What is acne?

Acne vulgaris is one of the most commonly known skin complaints, affecting almost 8 out of 10 people at some point in their lives. It usually affects teenagers and can persist into adulthood as well.

Although we are not exactly sure why acne occurs, we believe it is caused by a combination of factors such as:

  • Excess sebum
  • The plugging of follicles or pores
  • The presence of bacteria
  • Inflammation

There is no evidence to suggest that acne is caused by eating greasy foods or by not washing enough. But studies have shown that people with acne do tend to have increased levels of certain hormones. These can cause the sebaceous glands to grow larger and overproduce oil.

Treatment for acne

Treatment for acne usually takes two forms:

1. Control of active acne

Acne can appear as red spots, blackheads, whiteheads and pustules. Depending on the severity of the condition, Dr Joey uses a combination of creams and oral medications in his treatment regimes.

  • Isotretinoin (Roaccutane, Accutane)

One example of a highly effective treatment used is isotretinoin, also known as Roaccutane or Accutane. It is a capsule taken daily for 4 to 6 months and is suitable for patients with severe acne that has not cleared with other treatments such as antibiotics. Isotretinoin is not suitable for every patient and Dr Joey Lai-Cheong will discuss with you in detail at the time of the consultation.
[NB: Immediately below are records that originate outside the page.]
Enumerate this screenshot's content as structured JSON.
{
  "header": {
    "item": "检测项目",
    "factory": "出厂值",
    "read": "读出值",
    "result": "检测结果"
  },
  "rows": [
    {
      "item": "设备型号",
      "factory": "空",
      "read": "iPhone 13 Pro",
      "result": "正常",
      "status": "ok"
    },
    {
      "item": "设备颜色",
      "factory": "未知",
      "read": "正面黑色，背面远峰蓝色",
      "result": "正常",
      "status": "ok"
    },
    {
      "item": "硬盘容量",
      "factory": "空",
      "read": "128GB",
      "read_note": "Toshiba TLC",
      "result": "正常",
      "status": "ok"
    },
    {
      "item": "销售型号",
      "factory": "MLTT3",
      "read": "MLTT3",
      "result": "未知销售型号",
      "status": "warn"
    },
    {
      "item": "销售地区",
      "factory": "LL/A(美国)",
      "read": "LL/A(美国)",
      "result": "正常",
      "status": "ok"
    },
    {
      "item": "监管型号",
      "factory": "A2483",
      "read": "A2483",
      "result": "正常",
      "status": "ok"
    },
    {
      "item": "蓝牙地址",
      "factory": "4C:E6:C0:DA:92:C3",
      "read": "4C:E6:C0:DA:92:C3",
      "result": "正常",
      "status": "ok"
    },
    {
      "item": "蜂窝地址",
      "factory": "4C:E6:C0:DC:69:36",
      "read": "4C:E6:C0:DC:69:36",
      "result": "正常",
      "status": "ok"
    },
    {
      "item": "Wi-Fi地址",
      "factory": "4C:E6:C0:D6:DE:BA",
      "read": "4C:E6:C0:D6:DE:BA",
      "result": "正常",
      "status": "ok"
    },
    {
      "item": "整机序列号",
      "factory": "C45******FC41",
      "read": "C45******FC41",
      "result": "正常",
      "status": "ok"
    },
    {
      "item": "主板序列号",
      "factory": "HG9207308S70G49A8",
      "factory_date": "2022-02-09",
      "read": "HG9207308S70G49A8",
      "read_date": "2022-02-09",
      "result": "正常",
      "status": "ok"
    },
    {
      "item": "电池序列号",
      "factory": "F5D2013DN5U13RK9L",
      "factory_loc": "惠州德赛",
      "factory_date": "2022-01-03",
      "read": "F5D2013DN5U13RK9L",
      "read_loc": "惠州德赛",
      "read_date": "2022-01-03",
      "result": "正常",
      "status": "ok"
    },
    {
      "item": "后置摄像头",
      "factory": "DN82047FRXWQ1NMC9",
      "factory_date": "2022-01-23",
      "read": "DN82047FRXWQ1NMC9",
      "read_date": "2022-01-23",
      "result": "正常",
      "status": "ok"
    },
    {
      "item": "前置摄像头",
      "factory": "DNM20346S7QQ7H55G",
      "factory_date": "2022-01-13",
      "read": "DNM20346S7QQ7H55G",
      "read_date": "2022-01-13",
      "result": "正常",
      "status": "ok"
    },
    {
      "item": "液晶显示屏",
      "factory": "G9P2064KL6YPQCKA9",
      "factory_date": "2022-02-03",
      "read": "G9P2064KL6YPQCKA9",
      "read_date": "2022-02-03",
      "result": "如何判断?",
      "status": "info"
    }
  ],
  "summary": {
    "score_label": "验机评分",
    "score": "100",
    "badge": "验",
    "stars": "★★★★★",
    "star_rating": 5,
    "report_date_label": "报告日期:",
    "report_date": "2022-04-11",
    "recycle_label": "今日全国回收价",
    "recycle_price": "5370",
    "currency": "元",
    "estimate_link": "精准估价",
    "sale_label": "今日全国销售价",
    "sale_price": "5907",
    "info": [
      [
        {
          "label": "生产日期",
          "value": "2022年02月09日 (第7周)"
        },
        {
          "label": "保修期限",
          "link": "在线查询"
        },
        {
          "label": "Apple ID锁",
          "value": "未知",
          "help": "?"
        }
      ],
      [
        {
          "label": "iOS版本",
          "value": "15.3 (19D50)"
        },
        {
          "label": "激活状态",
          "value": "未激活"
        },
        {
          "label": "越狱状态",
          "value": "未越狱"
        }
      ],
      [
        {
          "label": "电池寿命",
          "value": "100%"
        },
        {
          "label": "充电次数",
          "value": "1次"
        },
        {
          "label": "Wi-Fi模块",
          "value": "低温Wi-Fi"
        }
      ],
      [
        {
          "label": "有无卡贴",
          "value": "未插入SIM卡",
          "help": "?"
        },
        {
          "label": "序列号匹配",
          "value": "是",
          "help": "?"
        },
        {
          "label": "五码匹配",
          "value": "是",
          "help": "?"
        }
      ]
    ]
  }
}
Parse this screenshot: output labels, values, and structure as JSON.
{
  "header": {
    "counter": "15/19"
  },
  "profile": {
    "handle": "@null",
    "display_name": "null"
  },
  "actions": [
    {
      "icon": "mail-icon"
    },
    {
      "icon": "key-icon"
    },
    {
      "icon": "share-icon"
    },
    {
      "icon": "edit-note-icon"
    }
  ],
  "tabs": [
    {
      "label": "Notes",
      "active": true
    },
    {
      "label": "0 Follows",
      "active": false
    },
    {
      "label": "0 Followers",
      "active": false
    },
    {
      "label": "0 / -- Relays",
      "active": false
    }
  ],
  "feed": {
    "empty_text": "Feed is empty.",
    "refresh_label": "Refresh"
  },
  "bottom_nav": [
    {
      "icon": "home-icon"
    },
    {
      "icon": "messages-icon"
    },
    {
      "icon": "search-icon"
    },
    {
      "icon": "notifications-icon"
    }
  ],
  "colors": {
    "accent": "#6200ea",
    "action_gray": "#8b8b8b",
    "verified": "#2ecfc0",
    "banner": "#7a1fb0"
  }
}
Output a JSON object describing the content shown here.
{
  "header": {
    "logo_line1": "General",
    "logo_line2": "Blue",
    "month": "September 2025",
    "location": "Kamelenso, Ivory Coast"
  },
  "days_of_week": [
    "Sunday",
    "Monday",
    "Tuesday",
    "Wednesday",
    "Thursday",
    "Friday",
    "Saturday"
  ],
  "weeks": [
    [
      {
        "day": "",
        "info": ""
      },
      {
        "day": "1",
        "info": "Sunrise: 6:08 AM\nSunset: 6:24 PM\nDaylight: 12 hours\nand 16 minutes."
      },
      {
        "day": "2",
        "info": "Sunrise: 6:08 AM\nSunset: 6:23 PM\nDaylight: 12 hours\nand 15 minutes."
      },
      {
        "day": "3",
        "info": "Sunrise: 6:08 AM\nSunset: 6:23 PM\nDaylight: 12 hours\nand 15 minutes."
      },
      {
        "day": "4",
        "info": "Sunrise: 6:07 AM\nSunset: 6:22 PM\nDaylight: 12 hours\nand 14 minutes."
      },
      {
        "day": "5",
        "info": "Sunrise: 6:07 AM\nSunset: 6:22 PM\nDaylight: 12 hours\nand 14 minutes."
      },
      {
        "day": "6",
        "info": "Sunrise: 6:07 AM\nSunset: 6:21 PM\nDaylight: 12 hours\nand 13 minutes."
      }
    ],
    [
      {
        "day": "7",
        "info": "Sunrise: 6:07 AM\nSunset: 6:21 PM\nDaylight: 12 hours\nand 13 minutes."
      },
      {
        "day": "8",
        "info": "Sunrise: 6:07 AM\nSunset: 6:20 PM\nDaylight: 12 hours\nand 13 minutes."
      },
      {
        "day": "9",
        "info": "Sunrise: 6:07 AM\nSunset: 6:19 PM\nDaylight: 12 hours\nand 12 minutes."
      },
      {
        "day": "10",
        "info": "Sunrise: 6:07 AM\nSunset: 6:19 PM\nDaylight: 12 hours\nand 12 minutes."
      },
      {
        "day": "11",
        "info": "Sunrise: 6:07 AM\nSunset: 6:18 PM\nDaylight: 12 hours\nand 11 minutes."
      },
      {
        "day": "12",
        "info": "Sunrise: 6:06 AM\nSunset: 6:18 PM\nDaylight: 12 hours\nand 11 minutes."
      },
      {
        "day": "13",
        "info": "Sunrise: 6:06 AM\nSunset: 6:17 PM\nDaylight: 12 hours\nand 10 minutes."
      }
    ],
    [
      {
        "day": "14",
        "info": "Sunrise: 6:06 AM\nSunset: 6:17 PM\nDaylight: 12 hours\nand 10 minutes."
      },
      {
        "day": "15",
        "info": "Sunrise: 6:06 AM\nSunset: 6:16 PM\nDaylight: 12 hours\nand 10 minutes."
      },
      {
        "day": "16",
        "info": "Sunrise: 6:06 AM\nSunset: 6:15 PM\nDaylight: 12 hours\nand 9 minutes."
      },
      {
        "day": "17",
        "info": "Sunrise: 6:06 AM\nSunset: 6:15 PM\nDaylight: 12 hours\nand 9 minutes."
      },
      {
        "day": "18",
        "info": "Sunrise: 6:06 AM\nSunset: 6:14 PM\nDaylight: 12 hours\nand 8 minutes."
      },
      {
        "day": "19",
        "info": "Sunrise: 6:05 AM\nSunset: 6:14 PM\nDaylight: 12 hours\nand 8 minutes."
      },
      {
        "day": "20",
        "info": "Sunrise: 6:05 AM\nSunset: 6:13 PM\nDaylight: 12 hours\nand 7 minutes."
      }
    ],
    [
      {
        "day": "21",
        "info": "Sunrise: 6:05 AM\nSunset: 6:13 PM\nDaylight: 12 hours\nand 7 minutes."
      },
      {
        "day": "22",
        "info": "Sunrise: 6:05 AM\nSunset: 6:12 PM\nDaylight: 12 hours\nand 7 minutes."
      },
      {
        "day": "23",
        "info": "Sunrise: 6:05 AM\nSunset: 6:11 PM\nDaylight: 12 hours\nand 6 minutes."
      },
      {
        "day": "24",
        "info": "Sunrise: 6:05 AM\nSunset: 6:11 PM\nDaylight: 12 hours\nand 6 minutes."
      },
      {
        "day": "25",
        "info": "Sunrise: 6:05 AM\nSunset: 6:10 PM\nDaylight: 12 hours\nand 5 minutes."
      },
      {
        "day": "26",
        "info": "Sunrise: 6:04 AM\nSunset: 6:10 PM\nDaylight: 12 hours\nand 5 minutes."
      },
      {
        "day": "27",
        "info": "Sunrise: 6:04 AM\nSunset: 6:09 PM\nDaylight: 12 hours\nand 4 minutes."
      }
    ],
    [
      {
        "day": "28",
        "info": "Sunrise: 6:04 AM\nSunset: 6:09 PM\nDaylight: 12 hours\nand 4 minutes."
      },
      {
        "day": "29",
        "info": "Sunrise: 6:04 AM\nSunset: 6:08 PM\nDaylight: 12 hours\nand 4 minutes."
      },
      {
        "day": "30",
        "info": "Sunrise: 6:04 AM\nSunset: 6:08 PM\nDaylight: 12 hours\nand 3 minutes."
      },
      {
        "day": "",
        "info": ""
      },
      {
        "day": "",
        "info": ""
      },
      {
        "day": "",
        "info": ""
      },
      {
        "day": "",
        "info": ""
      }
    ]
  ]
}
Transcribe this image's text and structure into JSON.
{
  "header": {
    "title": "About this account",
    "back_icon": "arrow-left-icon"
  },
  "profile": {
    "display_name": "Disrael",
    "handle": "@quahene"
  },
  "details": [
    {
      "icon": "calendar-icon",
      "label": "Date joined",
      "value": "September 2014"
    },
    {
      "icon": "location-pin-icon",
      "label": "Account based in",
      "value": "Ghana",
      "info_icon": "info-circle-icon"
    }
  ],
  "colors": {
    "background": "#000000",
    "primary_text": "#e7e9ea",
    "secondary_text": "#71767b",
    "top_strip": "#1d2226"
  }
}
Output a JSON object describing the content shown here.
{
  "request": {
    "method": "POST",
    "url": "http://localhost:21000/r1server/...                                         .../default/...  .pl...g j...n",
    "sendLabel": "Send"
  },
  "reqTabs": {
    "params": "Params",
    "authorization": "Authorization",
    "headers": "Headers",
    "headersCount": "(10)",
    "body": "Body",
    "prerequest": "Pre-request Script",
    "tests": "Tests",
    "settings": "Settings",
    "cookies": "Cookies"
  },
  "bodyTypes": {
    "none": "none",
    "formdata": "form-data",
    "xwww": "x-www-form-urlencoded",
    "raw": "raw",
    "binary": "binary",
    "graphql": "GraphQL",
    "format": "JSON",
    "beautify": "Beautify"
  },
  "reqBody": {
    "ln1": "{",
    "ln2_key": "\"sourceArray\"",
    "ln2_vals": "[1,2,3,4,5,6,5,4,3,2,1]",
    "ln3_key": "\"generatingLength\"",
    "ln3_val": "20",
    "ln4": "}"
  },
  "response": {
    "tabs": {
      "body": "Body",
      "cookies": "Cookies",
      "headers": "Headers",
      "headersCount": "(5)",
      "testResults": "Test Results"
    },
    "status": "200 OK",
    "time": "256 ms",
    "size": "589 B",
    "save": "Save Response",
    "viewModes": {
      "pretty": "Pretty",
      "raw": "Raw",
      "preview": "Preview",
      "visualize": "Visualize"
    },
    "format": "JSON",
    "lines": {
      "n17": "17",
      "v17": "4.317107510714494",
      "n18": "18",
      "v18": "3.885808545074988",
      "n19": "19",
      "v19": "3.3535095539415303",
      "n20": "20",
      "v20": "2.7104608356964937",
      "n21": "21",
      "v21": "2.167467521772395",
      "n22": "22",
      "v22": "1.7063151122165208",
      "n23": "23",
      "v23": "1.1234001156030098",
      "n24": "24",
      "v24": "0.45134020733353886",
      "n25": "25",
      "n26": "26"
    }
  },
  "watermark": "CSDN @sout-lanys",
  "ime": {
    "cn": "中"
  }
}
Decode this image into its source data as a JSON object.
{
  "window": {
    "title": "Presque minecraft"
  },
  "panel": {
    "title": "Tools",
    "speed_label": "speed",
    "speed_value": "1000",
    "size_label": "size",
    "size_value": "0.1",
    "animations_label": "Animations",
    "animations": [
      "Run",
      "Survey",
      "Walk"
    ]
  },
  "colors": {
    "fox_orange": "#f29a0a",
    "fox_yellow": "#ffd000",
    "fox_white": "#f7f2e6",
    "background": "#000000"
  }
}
  • Hormonal treatment

Many women suffer from acne spots even in adulthood. These spots tend to be along the jawline, chin and cheeks and often flare up around the time of the period. In such patients, there might be a hormonal contribution to the acne. Many of these patients can be treated effectively with treatments that change the behaviour of the hormonal system such as the combined pill, spironolactone tablets and cyproterone acetate tablets.

2. Acne scarring treatment

  1. There are a variety of techniques that can be used to improve the visual impact of acne scars on both the face and body.

    On the face, acne scars tend to be atrophic which can give the skin a dented appearance. On the chest and back, acne scars tend to be thickened and are referred to ask keloid or hypertrophic scars.

    Facial acne scars can be improved using a technique called microneedling, dermaroller or collagen stimulation treatment. Medical microneedling involves making a series of small micropunctures in the skin. This skin is first numbed using a topical anaesthetic. The dermaroller is then gently rolled on the skin and the micropunctures are able to break down the scars to some extent as well as stimulate the fibroblasts in the skin to secrete collagen, which in turn plumps up the skin. Depending on the severity of the acne scars at least three sessions of medical microneedling are usually needed, at intervals of four to six weeks.

    Keloid scars on the body can be flattened with a steroid treatment which involves injecting a steroid solution directly into the scars. At least three treatment sessions are usually needed, at intervals of four to six weeks.